Information provided:
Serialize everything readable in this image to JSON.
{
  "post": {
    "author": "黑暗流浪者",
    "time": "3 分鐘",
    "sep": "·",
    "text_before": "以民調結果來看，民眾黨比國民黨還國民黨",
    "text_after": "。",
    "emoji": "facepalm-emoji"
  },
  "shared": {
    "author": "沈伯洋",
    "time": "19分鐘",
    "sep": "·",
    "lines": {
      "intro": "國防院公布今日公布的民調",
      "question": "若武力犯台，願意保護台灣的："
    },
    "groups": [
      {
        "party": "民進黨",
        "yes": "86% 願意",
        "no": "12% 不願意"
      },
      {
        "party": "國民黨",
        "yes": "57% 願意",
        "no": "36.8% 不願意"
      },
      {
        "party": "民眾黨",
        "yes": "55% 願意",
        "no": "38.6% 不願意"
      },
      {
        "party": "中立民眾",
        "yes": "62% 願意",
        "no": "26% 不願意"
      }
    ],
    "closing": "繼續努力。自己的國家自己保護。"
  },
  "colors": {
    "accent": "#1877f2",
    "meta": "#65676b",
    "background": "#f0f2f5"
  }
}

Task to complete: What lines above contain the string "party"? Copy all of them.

Response to this exercise:
        "party": "民進黨",
        "party": "國民黨",
        "party": "民眾黨",
        "party": "中立民眾",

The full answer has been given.